Nicolds said Visa's concept of "mobile money" incorporates all uses of a mobile device to make a payment or manage money. "This could include NFC enabled mobile payments (contactless), making a payment online via a mobile wallet or by inputting card details, managing transactions using a banking app, via social media or another payments app."

A recent report from Forrester told of an explosive surge in mobile shopping happening in China, where customer reviews delivered on the hoof are of critical importance.

Social media apps such as Tencent and WeChat are blurring the lines between social media and commerce, with things like in-store beacons – devices that communicate with the phone of a shopper to send them adverts, coupons and additional product information – set to become the norm.

Nicholds said Visa Europe recently went into partnership with Singapore-based company Fastacash to offer its member banks the ability to provide person-to-person payments via some of the world's leading social networks, including Facebook, Twitter, WhatsApp and LinkedIn.

He added Visa supports all efforts to provide new convenient ways for consumers to pay for goods as long as they meet the necessary security standards and requirements.

"All of Visa Europe's payment technologies undergo rigorous testing to ensure that they provide consumers with the highest level of security possible so that they can be confident that when they see the Visa logo they know they are protected," Nicholds said.

"The same consumer protection rights that apply to the use of a card in other environments apply to all cards that are accepted and used through V.me by Visa. Should a cardholder become one of the few innocent victims of card fraud, they can get their money back, subject to the terms and conditions of their bank."

Goodbye card account number, hello tokenisation

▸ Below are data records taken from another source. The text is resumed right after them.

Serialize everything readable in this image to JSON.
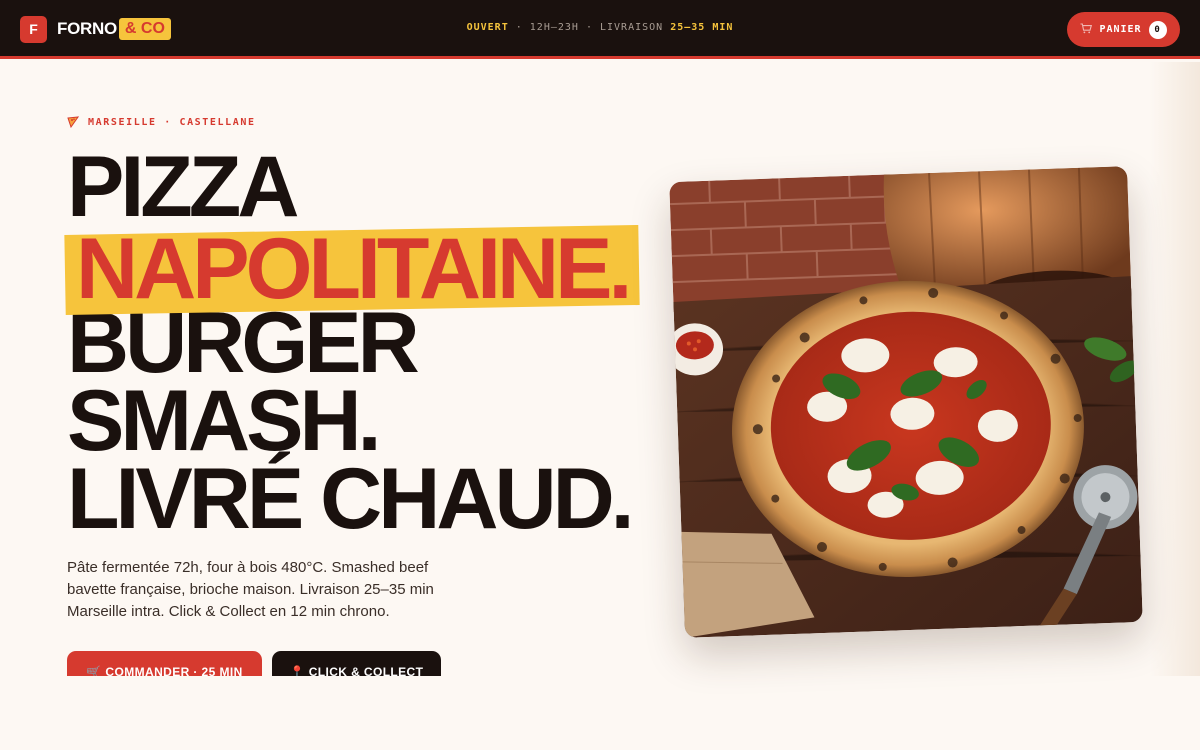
{
  "brand": {
    "mark": "F",
    "name": "FORNO",
    "tag": "& CO"
  },
  "header": {
    "status_open": "OUVERT",
    "status_hours": "· 12H–23H · LIVRAISON",
    "status_delivery": "25–35 MIN",
    "cart_label": "PANIER",
    "cart_count": "0"
  },
  "hero": {
    "eyebrow": "MARSEILLE · CASTELLANE",
    "line1": "PIZZA",
    "line2": "NAPOLITAINE.",
    "line3": "BURGER",
    "line4": "SMASH.",
    "line5": "LIVRÉ CHAUD.",
    "lead": "Pâte fermentée 72h, four à bois 480°C. Smashed beef bavette française, brioche maison. Livraison 25–35 min Marseille intra. Click & Collect en 12 min chrono.",
    "cta_primary": "🛒 COMMANDER · 25 MIN",
    "cta_secondary": "📍 CLICK & COLLECT"
  },
  "icons": {
    "brand_logo": "logo-mark",
    "cart": "cart-icon",
    "eyebrow": "pizza-slice-icon"
  },
  "colors": {
    "brand_red": "#d63a2f",
    "brand_yellow": "#f6c43c",
    "ink": "#1a110e",
    "background": "#fdf8f3"
  }
}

The V.me wallet uses a technique called tokenisation. It works by replacing the card account number with a substitute value for use in a specific channel, device or payment service – the token – so the card details in question are not shared with the payment receiver.

"Tokenisation is exceptionally secure as it is not possible to 'decode' the token as they are issued as entirely unrelated numbers and therefore are not derived or encoded from the underlying PAN [primary account number]," Nicholds said.

The digital payments space has become much more interesting of late not just because of smartphones. The emergence of cryptocurrencies is revolutionising the way value is transmitted electronically. In this regard, Nicholds invoked the kind of authority you might expect from an organisation that processes over 1,000 transactions a second at peak times.

He said: "There are a lot of new players coming into the payments industry – many are exciting but not all will go the distance. The long-term success factors for any of these services will be in their ability to achieve scale and security – consumers and retailers have to trust that their money is safe.

Nicholds added: "There are certainly some interesting things about Bitcoin and other things like it, but there are also a great deal of complexities, including the regulatory framework [in which they will be considered to operate], security, risk and scale."